The fundamental challenge with e-mails is that they multiply at an exponential rate. Take a moment to look at your in box. How many e-mails do you see — 25, 50, 100, 1,000? How many are saved? Don’t forget to look in your “Sent Items” and “Deleted” folders. Guess at the total number of e-mails in all of your folders, and multiply that by the total number of e-mail users in your organization. If you haven’t already, you now see the challenge of e-mails.

E-mail strings can be transcripts of entire conversations — the ones we used to have on the telephone until we decided e-mail was more efficient, timely, convenient, or just preferable to an actual conversation. The volume of these communications disproportionately overshadows all other documents, including written reports, letters, or notes combined.

E-mails can be disturbingly candid, so they’re more “valuable” to the other party in litigation — and thus often targeted in discovery (the pretrial exchange of facts and documents). You need a document retention (and disposal) policy that allows you to produce required communications or substantiate the destruction of nonessential e-mails.

HR Guide to Employment Law: A practical compliance reference manual covering 14 topics, including documentation requirements for major federal employment laws

Specifically address e-mails in your document retention policies
If you don’t have a written document retention policy and/or haven’t trained your employees on it, you’re at risk. Without a reasonable policy, there’s no internal guidance for what records must be maintained and, more important, no guidance on what and when records may be destroyed.

All organizations should have written policies and procedures for managing information and records. The written policies and procedures should specifically address e-mail retention as well.

You might consider the following factors when developing retention guidelines for e-mails:
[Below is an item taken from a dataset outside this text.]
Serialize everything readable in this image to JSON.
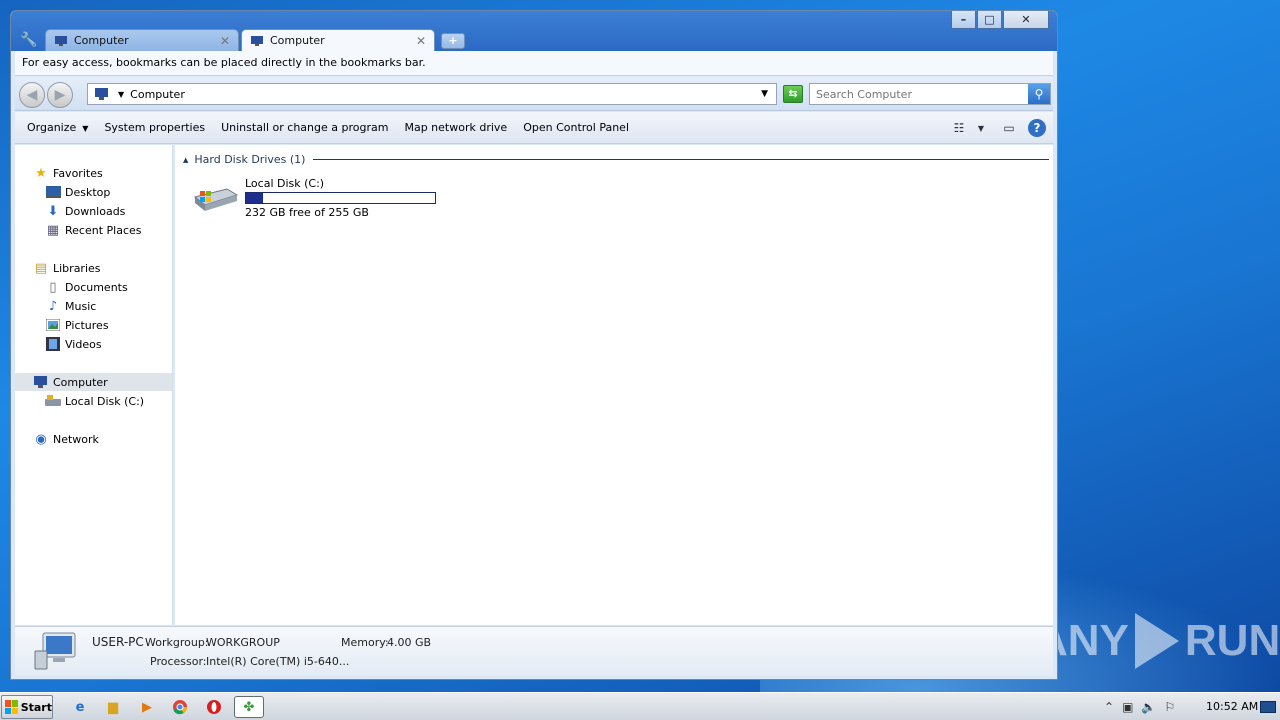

  • Develop a policy that challenges the employee to make a conscious decision about e-mail retention. Too many of us automatically save e-mails without giving much thought to why. An effective e-mail retention policy should provide guidelines for using subject matter (whether contained in the e-mail or its attachments) as a basis for e-mail retention. The guidelines should be driven by your industry’s relevant regulations and laws mandating retention of certain records.
  • Suggest procedures that encourage the employee to routinely delete nonessential e-mails. Why do we save e-mails confirming a lunch meeting that took place a month ago? We probably kept the e-mail before the meeting in case we needed to refer to it — and then didn’t have a routine that forces us to review and delete irrelevant e-mails. We probably have a lot of filed e-mails that were saved only because we didn’t know they could be deleted. Better safe than sorry, right? Not really. Encourage your employees to clean up the electronic clutter by providing retention guidance and deletion procedures. Your IT department will thank you.
  • Consider creating an electronic records repository for centralized saving of required records. Working closely with your IT professionals, create or purchase an appropriate centralized electronic records management system. Once established, you need to train (and routinely retrain) your employees on identifying e-mails to be retained and saving them to the central repository. Once in the repository, the records can be efficiently and effectively managed by an individual or team specifically assigned to the task. True, it’s a capital investment of time and money — but it’s one that makes sense. Hard-copy files, including personnel files, are kept in one central location, so why not electronic ones? Why allow important electronic records to be scattered throughout your organization?
    It will take time and effort to integrate electronic records into your document retention policies, yet it’s critical to do so. It will pay off in the long run.